_Task description_
Wherever a picture appears, leave it out; set down everything else in the records exactly.
-*-
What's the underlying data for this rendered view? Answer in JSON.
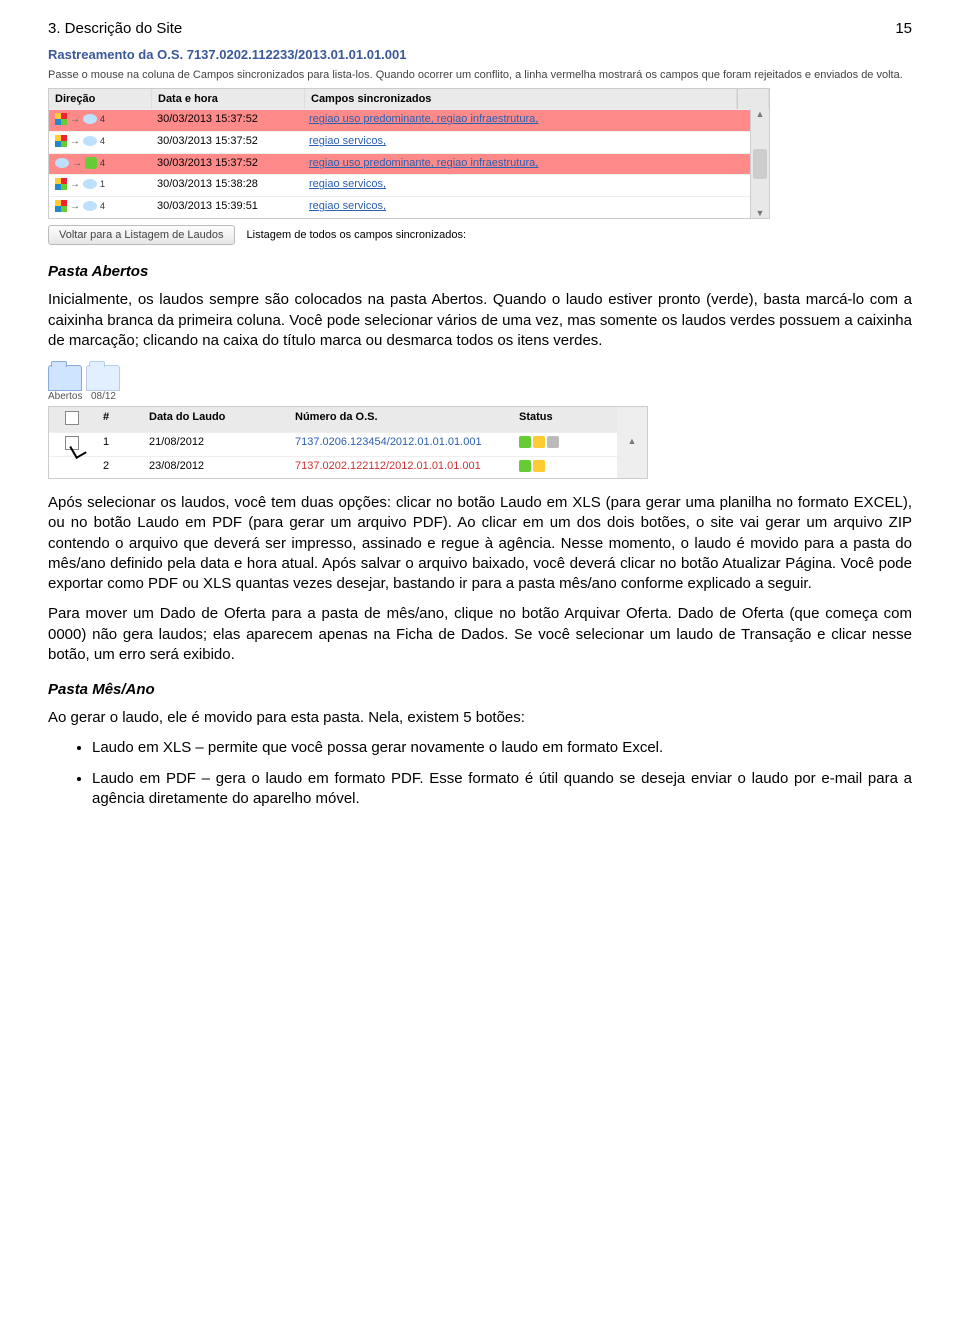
{
  "header": {
    "section_title": "3. Descrição do Site",
    "page_number": "15"
  },
  "ss1": {
    "title": "Rastreamento da O.S. 7137.0202.112233/2013.01.01.01.001",
    "desc": "Passe o mouse na coluna de Campos sincronizados para lista-los. Quando ocorrer um conflito, a linha vermelha mostrará os campos que foram rejeitados e enviados de volta.",
    "columns": {
      "dir": "Direção",
      "date": "Data e hora",
      "campos": "Campos sincronizados"
    },
    "rows": [
      {
        "red": true,
        "dir_count": "4",
        "date": "30/03/2013 15:37:52",
        "campos": "regiao uso predominante, regiao infraestrutura,"
      },
      {
        "red": false,
        "dir_count": "4",
        "date": "30/03/2013 15:37:52",
        "campos": "regiao servicos,"
      },
      {
        "red": true,
        "dir_count": "4",
        "date": "30/03/2013 15:37:52",
        "campos": "regiao uso predominante, regiao infraestrutura,"
      },
      {
        "red": false,
        "dir_count": "1",
        "date": "30/03/2013 15:38:28",
        "campos": "regiao servicos,"
      },
      {
        "red": false,
        "dir_count": "4",
        "date": "30/03/2013 15:39:51",
        "campos": "regiao servicos,"
      }
    ],
    "btn_back": "Voltar para a Listagem de Laudos",
    "bottom_label": "Listagem de todos os campos sincronizados:"
  },
  "sec_abertos": {
    "heading": "Pasta Abertos",
    "p1": "Inicialmente, os laudos sempre são colocados na pasta Abertos. Quando o laudo estiver pronto (verde), basta marcá-lo com a caixinha branca da primeira coluna. Você pode selecionar vários de uma vez, mas somente os laudos verdes possuem a caixinha de marcação; clicando na caixa do título marca ou desmarca todos os itens verdes."
  },
  "ss2": {
    "tabs": {
      "abertos": "Abertos",
      "mes": "08/12"
    },
    "columns": {
      "num": "#",
      "date": "Data do Laudo",
      "os": "Número da O.S.",
      "status": "Status"
    },
    "rows": [
      {
        "num": "1",
        "date": "21/08/2012",
        "os": "7137.0206.123454/2012.01.01.01.001",
        "red": false
      },
      {
        "num": "2",
        "date": "23/08/2012",
        "os": "7137.0202.122112/2012.01.01.01.001",
        "red": true
      }
    ]
  },
  "p_after_ss2": "Após selecionar os laudos, você tem duas opções: clicar no botão Laudo em XLS (para gerar uma planilha no formato EXCEL), ou no botão Laudo em PDF (para gerar um arquivo PDF). Ao clicar em um dos dois botões, o site vai gerar um arquivo ZIP contendo o arquivo que deverá ser impresso, assinado e regue à agência. Nesse momento, o laudo é movido para a pasta do mês/ano definido pela data e hora atual. Após salvar o arquivo baixado, você deverá clicar no botão Atualizar Página. Você pode exportar como PDF ou XLS quantas vezes desejar, bastando ir para a pasta mês/ano conforme explicado a seguir.",
  "p_mover": "Para mover um Dado de Oferta para a pasta de mês/ano, clique no botão Arquivar Oferta. Dado de Oferta (que começa com 0000) não gera laudos; elas aparecem apenas na Ficha de Dados. Se você selecionar um laudo de Transação e clicar nesse botão, um erro será exibido.",
  "sec_mesano": {
    "heading": "Pasta Mês/Ano",
    "intro": "Ao gerar o laudo, ele é movido para esta pasta. Nela, existem 5 botões:",
    "bullets": [
      "Laudo em XLS – permite que você possa gerar novamente o laudo em formato Excel.",
      "Laudo em PDF – gera o laudo em formato PDF. Esse formato é útil quando se deseja enviar o laudo por e-mail para a agência diretamente do aparelho móvel."
    ]
  }
}
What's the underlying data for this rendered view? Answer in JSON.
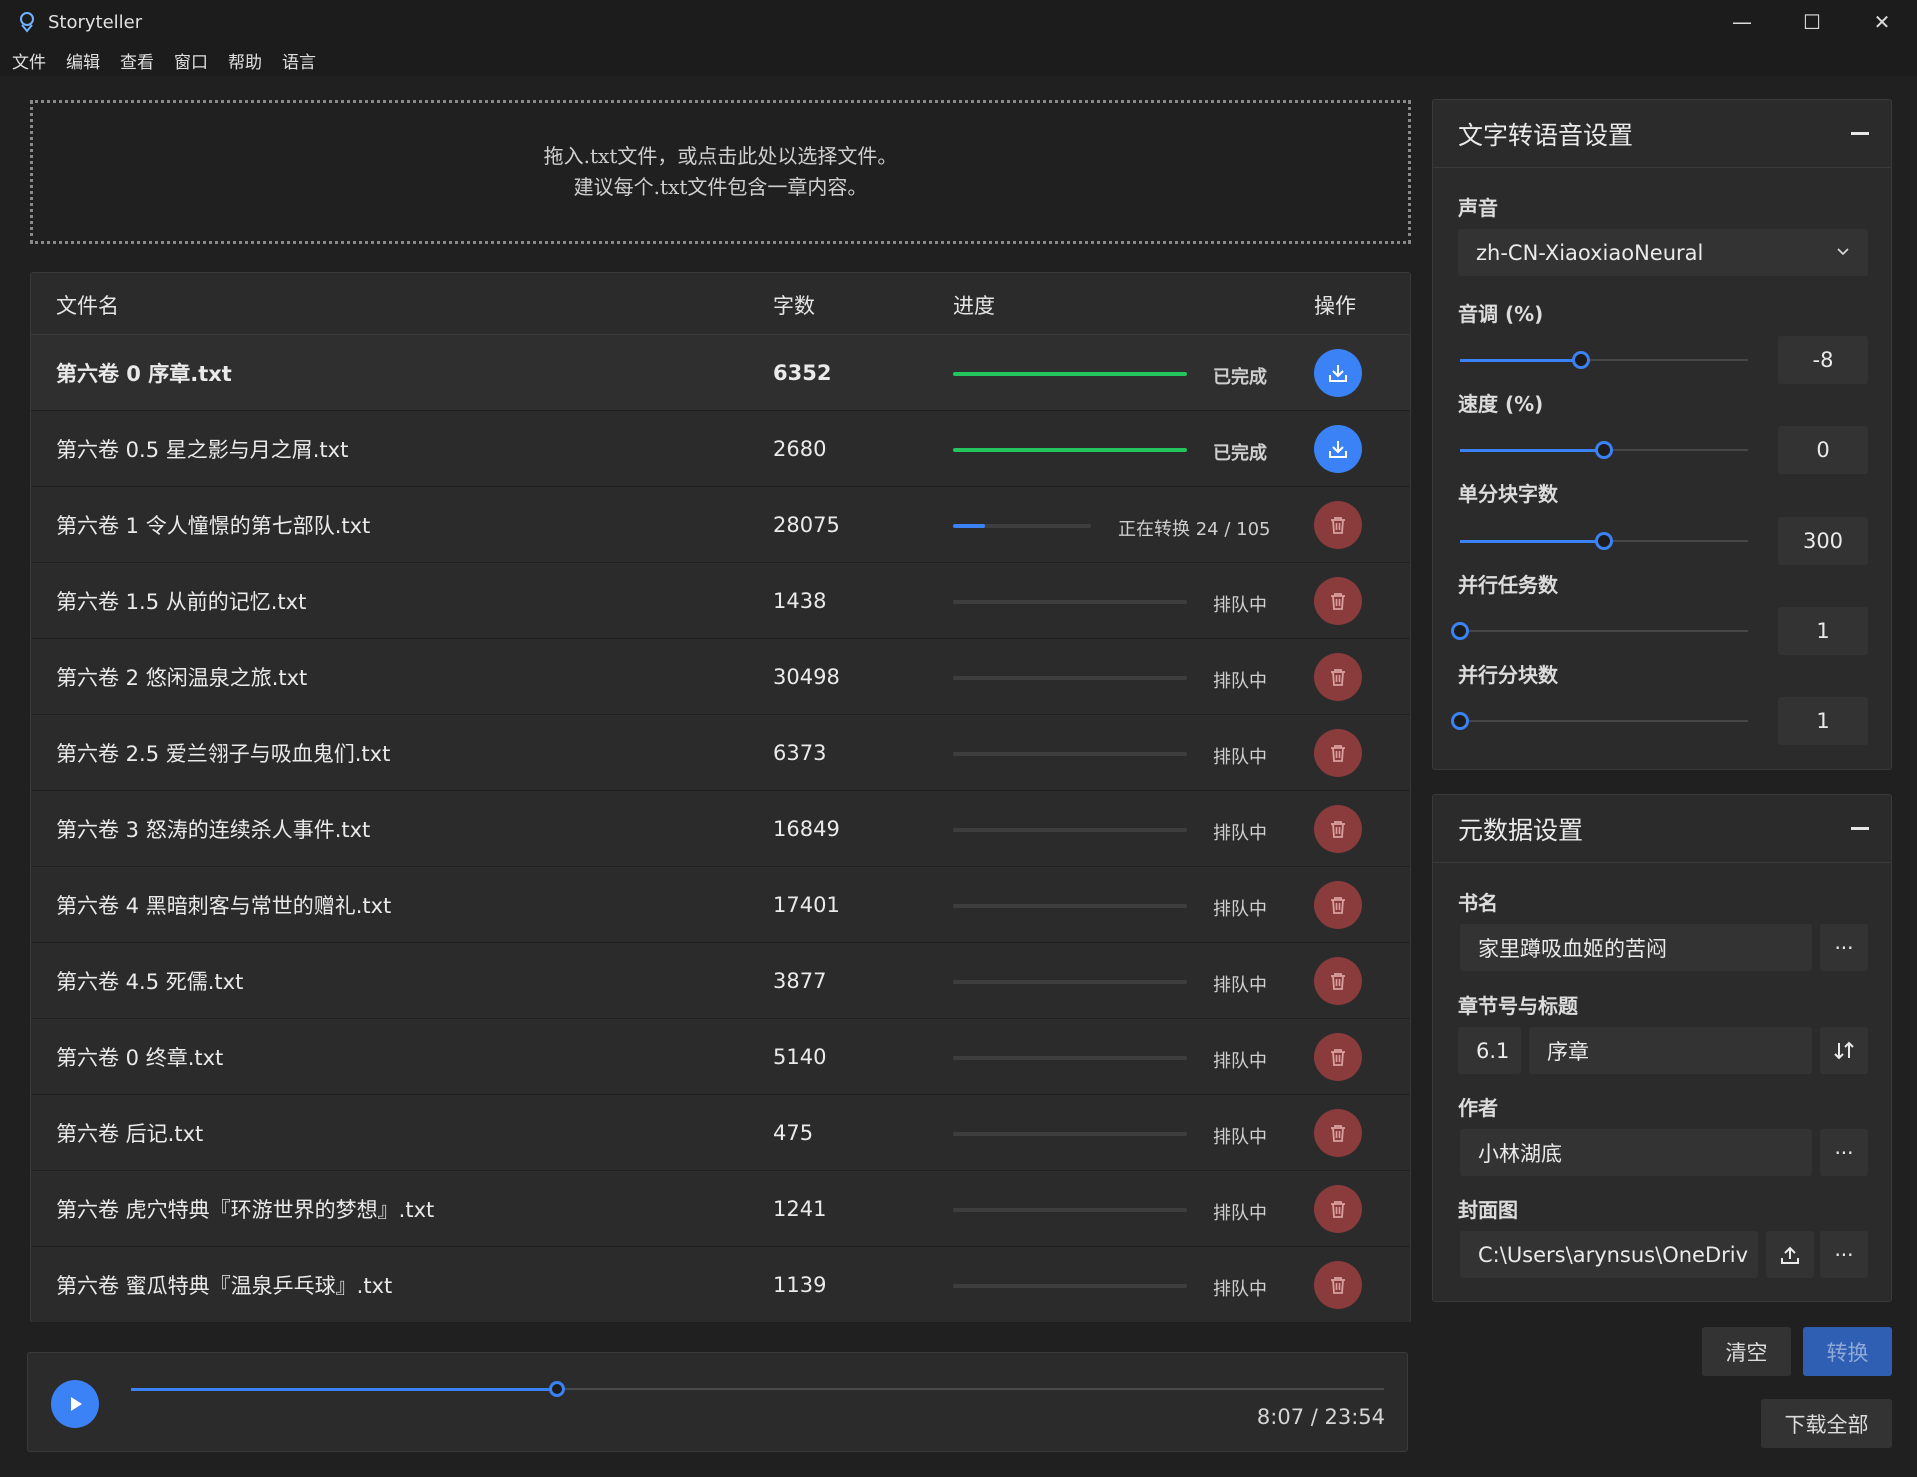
{
  "window": {
    "title": "Storyteller",
    "minimize": "—",
    "maximize": "☐",
    "close": "✕"
  },
  "menu": [
    "文件",
    "编辑",
    "查看",
    "窗口",
    "帮助",
    "语言"
  ],
  "dropzone": {
    "line1": "拖入.txt文件，或点击此处以选择文件。",
    "line2": "建议每个.txt文件包含一章内容。"
  },
  "table": {
    "headers": {
      "name": "文件名",
      "count": "字数",
      "progress": "进度",
      "action": "操作"
    },
    "rows": [
      {
        "name": "第六卷 0 序章.txt",
        "count": "6352",
        "status": "已完成",
        "progress": 1.0,
        "state": "done"
      },
      {
        "name": "第六卷 0.5 星之影与月之屑.txt",
        "count": "2680",
        "status": "已完成",
        "progress": 1.0,
        "state": "done"
      },
      {
        "name": "第六卷 1 令人憧憬的第七部队.txt",
        "count": "28075",
        "status": "正在转换 24 / 105",
        "progress": 0.23,
        "state": "converting"
      },
      {
        "name": "第六卷 1.5 从前的记忆.txt",
        "count": "1438",
        "status": "排队中",
        "progress": 0,
        "state": "queued"
      },
      {
        "name": "第六卷 2 悠闲温泉之旅.txt",
        "count": "30498",
        "status": "排队中",
        "progress": 0,
        "state": "queued"
      },
      {
        "name": "第六卷 2.5 爱兰翎子与吸血鬼们.txt",
        "count": "6373",
        "status": "排队中",
        "progress": 0,
        "state": "queued"
      },
      {
        "name": "第六卷 3 怒涛的连续杀人事件.txt",
        "count": "16849",
        "status": "排队中",
        "progress": 0,
        "state": "queued"
      },
      {
        "name": "第六卷 4 黑暗刺客与常世的赠礼.txt",
        "count": "17401",
        "status": "排队中",
        "progress": 0,
        "state": "queued"
      },
      {
        "name": "第六卷 4.5 死儒.txt",
        "count": "3877",
        "status": "排队中",
        "progress": 0,
        "state": "queued"
      },
      {
        "name": "第六卷 0 终章.txt",
        "count": "5140",
        "status": "排队中",
        "progress": 0,
        "state": "queued"
      },
      {
        "name": "第六卷 后记.txt",
        "count": "475",
        "status": "排队中",
        "progress": 0,
        "state": "queued"
      },
      {
        "name": "第六卷 虎穴特典『环游世界的梦想』.txt",
        "count": "1241",
        "status": "排队中",
        "progress": 0,
        "state": "queued"
      },
      {
        "name": "第六卷 蜜瓜特典『温泉乒乓球』.txt",
        "count": "1139",
        "status": "排队中",
        "progress": 0,
        "state": "queued"
      }
    ]
  },
  "player": {
    "time": "8:07 / 23:54",
    "position": 0.34
  },
  "tts": {
    "title": "文字转语音设置",
    "voice_label": "声音",
    "voice_value": "zh-CN-XiaoxiaoNeural",
    "pitch_label": "音调 (%)",
    "pitch_value": "-8",
    "pitch_pos": 0.42,
    "speed_label": "速度 (%)",
    "speed_value": "0",
    "speed_pos": 0.5,
    "chunk_label": "单分块字数",
    "chunk_value": "300",
    "chunk_pos": 0.5,
    "tasks_label": "并行任务数",
    "tasks_value": "1",
    "tasks_pos": 0.0,
    "chunks_label": "并行分块数",
    "chunks_value": "1",
    "chunks_pos": 0.0
  },
  "meta": {
    "title": "元数据设置",
    "book_label": "书名",
    "book_value": "家里蹲吸血姬的苦闷",
    "chapter_label": "章节号与标题",
    "chapter_num": "6.1",
    "chapter_title": "序章",
    "author_label": "作者",
    "author_value": "小林湖底",
    "cover_label": "封面图",
    "cover_value": "C:\\Users\\arynsus\\OneDriv",
    "more": "···"
  },
  "buttons": {
    "clear": "清空",
    "convert": "转换",
    "download_all": "下载全部"
  },
  "colors": {
    "accent": "#3b82f6",
    "done": "#22c55e",
    "delete": "#8a3b3b"
  }
}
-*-
_Result for this task_
What's the underlying data for this rendered view? Answer in JSON.
{
  "header": {
    "section_title": "3. Descrição do Site",
    "page_number": "15"
  },
  "ss1": {
    "title": "Rastreamento da O.S. 7137.0202.112233/2013.01.01.01.001",
    "desc": "Passe o mouse na coluna de Campos sincronizados para lista-los. Quando ocorrer um conflito, a linha vermelha mostrará os campos que foram rejeitados e enviados de volta.",
    "columns": {
      "dir": "Direção",
      "date": "Data e hora",
      "campos": "Campos sincronizados"
    },
    "rows": [
      {
        "red": true,
        "dir_count": "4",
        "date": "30/03/2013 15:37:52",
        "campos": "regiao uso predominante, regiao infraestrutura,"
      },
      {
        "red": false,
        "dir_count": "4",
        "date": "30/03/2013 15:37:52",
        "campos": "regiao servicos,"
      },
      {
        "red": true,
        "dir_count": "4",
        "date": "30/03/2013 15:37:52",
        "campos": "regiao uso predominante, regiao infraestrutura,"
      },
      {
        "red": false,
        "dir_count": "1",
        "date": "30/03/2013 15:38:28",
        "campos": "regiao servicos,"
      },
      {
        "red": false,
        "dir_count": "4",
        "date": "30/03/2013 15:39:51",
        "campos": "regiao servicos,"
      }
    ],
    "btn_back": "Voltar para a Listagem de Laudos",
    "bottom_label": "Listagem de todos os campos sincronizados:"
  },
  "sec_abertos": {
    "heading": "Pasta Abertos",
    "p1": "Inicialmente, os laudos sempre são colocados na pasta Abertos. Quando o laudo estiver pronto (verde), basta marcá-lo com a caixinha branca da primeira coluna. Você pode selecionar vários de uma vez, mas somente os laudos verdes possuem a caixinha de marcação; clicando na caixa do título marca ou desmarca todos os itens verdes."
  },
  "ss2": {
    "tabs": {
      "abertos": "Abertos",
      "mes": "08/12"
    },
    "columns": {
      "num": "#",
      "date": "Data do Laudo",
      "os": "Número da O.S.",
      "status": "Status"
    },
    "rows": [
      {
        "num": "1",
        "date": "21/08/2012",
        "os": "7137.0206.123454/2012.01.01.01.001",
        "red": false
      },
      {
        "num": "2",
        "date": "23/08/2012",
        "os": "7137.0202.122112/2012.01.01.01.001",
        "red": true
      }
    ]
  },
  "p_after_ss2": "Após selecionar os laudos, você tem duas opções: clicar no botão Laudo em XLS (para gerar uma planilha no formato EXCEL), ou no botão Laudo em PDF (para gerar um arquivo PDF). Ao clicar em um dos dois botões, o site vai gerar um arquivo ZIP contendo o arquivo que deverá ser impresso, assinado e regue à agência. Nesse momento, o laudo é movido para a pasta do mês/ano definido pela data e hora atual. Após salvar o arquivo baixado, você deverá clicar no botão Atualizar Página. Você pode exportar como PDF ou XLS quantas vezes desejar, bastando ir para a pasta mês/ano conforme explicado a seguir.",
  "p_mover": "Para mover um Dado de Oferta para a pasta de mês/ano, clique no botão Arquivar Oferta. Dado de Oferta (que começa com 0000) não gera laudos; elas aparecem apenas na Ficha de Dados. Se você selecionar um laudo de Transação e clicar nesse botão, um erro será exibido.",
  "sec_mesano": {
    "heading": "Pasta Mês/Ano",
    "intro": "Ao gerar o laudo, ele é movido para esta pasta. Nela, existem 5 botões:",
    "bullets": [
      "Laudo em XLS – permite que você possa gerar novamente o laudo em formato Excel.",
      "Laudo em PDF – gera o laudo em formato PDF. Esse formato é útil quando se deseja enviar o laudo por e-mail para a agência diretamente do aparelho móvel."
    ]
  }
}
What's the underlying data for this rendered view? Answer in JSON.
{
  "window": {
    "title": "Storyteller",
    "minimize": "—",
    "maximize": "☐",
    "close": "✕"
  },
  "menu": [
    "文件",
    "编辑",
    "查看",
    "窗口",
    "帮助",
    "语言"
  ],
  "dropzone": {
    "line1": "拖入.txt文件，或点击此处以选择文件。",
    "line2": "建议每个.txt文件包含一章内容。"
  },
  "table": {
    "headers": {
      "name": "文件名",
      "count": "字数",
      "progress": "进度",
      "action": "操作"
    },
    "rows": [
      {
        "name": "第六卷 0 序章.txt",
        "count": "6352",
        "status": "已完成",
        "progress": 1.0,
        "state": "done"
      },
      {
        "name": "第六卷 0.5 星之影与月之屑.txt",
        "count": "2680",
        "status": "已完成",
        "progress": 1.0,
        "state": "done"
      },
      {
        "name": "第六卷 1 令人憧憬的第七部队.txt",
        "count": "28075",
        "status": "正在转换 24 / 105",
        "progress": 0.23,
        "state": "converting"
      },
      {
        "name": "第六卷 1.5 从前的记忆.txt",
        "count": "1438",
        "status": "排队中",
        "progress": 0,
        "state": "queued"
      },
      {
        "name": "第六卷 2 悠闲温泉之旅.txt",
        "count": "30498",
        "status": "排队中",
        "progress": 0,
        "state": "queued"
      },
      {
        "name": "第六卷 2.5 爱兰翎子与吸血鬼们.txt",
        "count": "6373",
        "status": "排队中",
        "progress": 0,
        "state": "queued"
      },
      {
        "name": "第六卷 3 怒涛的连续杀人事件.txt",
        "count": "16849",
        "status": "排队中",
        "progress": 0,
        "state": "queued"
      },
      {
        "name": "第六卷 4 黑暗刺客与常世的赠礼.txt",
        "count": "17401",
        "status": "排队中",
        "progress": 0,
        "state": "queued"
      },
      {
        "name": "第六卷 4.5 死儒.txt",
        "count": "3877",
        "status": "排队中",
        "progress": 0,
        "state": "queued"
      },
      {
        "name": "第六卷 0 终章.txt",
        "count": "5140",
        "status": "排队中",
        "progress": 0,
        "state": "queued"
      },
      {
        "name": "第六卷 后记.txt",
        "count": "475",
        "status": "排队中",
        "progress": 0,
        "state": "queued"
      },
      {
        "name": "第六卷 虎穴特典『环游世界的梦想』.txt",
        "count": "1241",
        "status": "排队中",
        "progress": 0,
        "state": "queued"
      },
      {
        "name": "第六卷 蜜瓜特典『温泉乒乓球』.txt",
        "count": "1139",
        "status": "排队中",
        "progress": 0,
        "state": "queued"
      }
    ]
  },
  "player": {
    "time": "8:07 / 23:54",
    "position": 0.34
  },
  "tts": {
    "title": "文字转语音设置",
    "voice_label": "声音",
    "voice_value": "zh-CN-XiaoxiaoNeural",
    "pitch_label": "音调 (%)",
    "pitch_value": "-8",
    "pitch_pos": 0.42,
    "speed_label": "速度 (%)",
    "speed_value": "0",
    "speed_pos": 0.5,
    "chunk_label": "单分块字数",
    "chunk_value": "300",
    "chunk_pos": 0.5,
    "tasks_label": "并行任务数",
    "tasks_value": "1",
    "tasks_pos": 0.0,
    "chunks_label": "并行分块数",
    "chunks_value": "1",
    "chunks_pos": 0.0
  },
  "meta": {
    "title": "元数据设置",
    "book_label": "书名",
    "book_value": "家里蹲吸血姬的苦闷",
    "chapter_label": "章节号与标题",
    "chapter_num": "6.1",
    "chapter_title": "序章",
    "author_label": "作者",
    "author_value": "小林湖底",
    "cover_label": "封面图",
    "cover_value": "C:\\Users\\arynsus\\OneDriv",
    "more": "···"
  },
  "buttons": {
    "clear": "清空",
    "convert": "转换",
    "download_all": "下载全部"
  },
  "colors": {
    "accent": "#3b82f6",
    "done": "#22c55e",
    "delete": "#8a3b3b"
  }
}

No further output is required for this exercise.